*YOUR GOAL*.
Please set down the data word for word; images do not go in the copy.

*RAW DATA*.
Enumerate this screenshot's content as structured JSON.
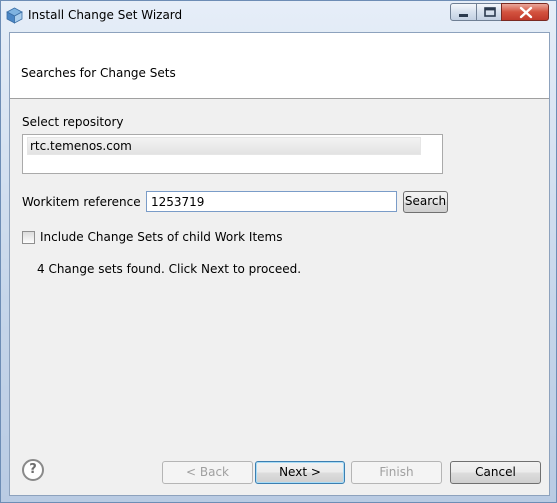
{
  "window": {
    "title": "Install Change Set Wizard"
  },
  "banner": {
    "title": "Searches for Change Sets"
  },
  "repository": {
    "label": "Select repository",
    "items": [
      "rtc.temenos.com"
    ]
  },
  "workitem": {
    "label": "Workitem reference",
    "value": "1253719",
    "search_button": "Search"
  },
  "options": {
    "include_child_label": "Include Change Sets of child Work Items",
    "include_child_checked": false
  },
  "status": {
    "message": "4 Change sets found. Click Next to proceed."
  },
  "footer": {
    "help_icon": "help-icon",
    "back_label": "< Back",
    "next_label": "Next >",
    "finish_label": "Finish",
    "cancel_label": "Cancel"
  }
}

*WRITTEN RESPONSE*.
Enumerate this screenshot's content as structured JSON.
{
  "window": {
    "title": "Install Change Set Wizard"
  },
  "banner": {
    "title": "Searches for Change Sets"
  },
  "repository": {
    "label": "Select repository",
    "items": [
      "rtc.temenos.com"
    ]
  },
  "workitem": {
    "label": "Workitem reference",
    "value": "1253719",
    "search_button": "Search"
  },
  "options": {
    "include_child_label": "Include Change Sets of child Work Items",
    "include_child_checked": false
  },
  "status": {
    "message": "4 Change sets found. Click Next to proceed."
  },
  "footer": {
    "help_icon": "help-icon",
    "back_label": "< Back",
    "next_label": "Next >",
    "finish_label": "Finish",
    "cancel_label": "Cancel"
  }
}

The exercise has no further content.